When cemetery district officials told Platt to stop in March 2002, his supporters drummed up 200 signatures urging the agency to let him continue.


“He’s preserving history, preserving the memory of veterans buried there,” said George L. Powell, commander in chief of the Sons of Union Veterans.

“I’m appalled they won’t let him finish.”

Three years later, the county cemetery district has decided to use a biodegradable chemical to dissolve Platt’s sealer and gold lettering.

“His intentions were good ... but in the final analysis, we’ve done something wrong and need to undo it,” Randall said.

Platt doesn’t buy the district’s reasoning: “I checked with so many people before I did this.
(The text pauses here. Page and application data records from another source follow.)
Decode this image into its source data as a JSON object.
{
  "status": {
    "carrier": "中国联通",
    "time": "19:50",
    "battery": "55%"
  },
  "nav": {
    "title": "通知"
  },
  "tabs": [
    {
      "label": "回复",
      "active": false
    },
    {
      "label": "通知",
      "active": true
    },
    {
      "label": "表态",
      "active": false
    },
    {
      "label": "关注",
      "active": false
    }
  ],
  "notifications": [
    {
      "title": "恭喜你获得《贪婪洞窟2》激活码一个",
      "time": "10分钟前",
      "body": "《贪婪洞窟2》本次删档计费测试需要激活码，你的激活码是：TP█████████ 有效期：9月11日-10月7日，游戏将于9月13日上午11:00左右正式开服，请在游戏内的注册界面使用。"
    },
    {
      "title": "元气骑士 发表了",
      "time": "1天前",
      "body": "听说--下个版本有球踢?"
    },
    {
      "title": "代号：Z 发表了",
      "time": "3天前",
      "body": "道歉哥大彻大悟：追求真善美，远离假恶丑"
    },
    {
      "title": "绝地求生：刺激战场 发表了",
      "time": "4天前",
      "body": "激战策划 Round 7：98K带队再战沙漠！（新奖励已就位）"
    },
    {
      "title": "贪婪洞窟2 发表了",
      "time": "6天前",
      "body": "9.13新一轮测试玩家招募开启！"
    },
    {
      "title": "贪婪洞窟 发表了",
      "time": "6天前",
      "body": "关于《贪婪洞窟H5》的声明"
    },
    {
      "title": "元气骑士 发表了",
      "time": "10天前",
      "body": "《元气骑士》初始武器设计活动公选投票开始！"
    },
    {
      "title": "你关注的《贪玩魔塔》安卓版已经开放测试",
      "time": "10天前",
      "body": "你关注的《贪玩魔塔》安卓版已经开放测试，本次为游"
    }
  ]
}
The sealer does more good than harm.”

On Monday, clutching a brown cane and wearing an Air Force pin on his shirt, he strolled the cemetery grounds, proudly showing off his work, including repairs made to a broken golden eagle statue near the Santa Clara Avenue entrance.

To those who have criticized his efforts from afar, Platt said, “Tell them to come out and look at the results.”


Before, he said, the names on some of the tombstones were unreadable. Now, schoolchildren who visit the cemetery come away with a better grasp of Civil War history, he said.

One headstone that Platt revitalized memorializes a veteran born in 1855, meaning he joined the Union Army between age 6 and 10, perhaps as a water boy or drummer.

Platt has piles of letters from cemetery visitors and neighbors thanking him for cleaning and refurbishing the markers.

“Everything I did was from the heart,” he said. “This is the treatment these graves deserve.”

Roger Shortall, a friend who helped Platt restore the metal stars, agreed: “I’ve been across the U.S., and I stop in at every cemetery I can find. The gravestones are usually falling over and are covered with lichen and moss. They don’t have stars. Here, they’re very well-honored.”

Platt is now praying someone will intervene. The solvent, which is on order from a Maryland company, is expected to arrive in August, with Eagle Scout volunteers ready to handle the work.


Platt realizes he faces long odds. “Maybe everyone will start taking better care of these monuments, even if I lose,” he said.


Times staff writer Jeff Gottlieb contributed to this report.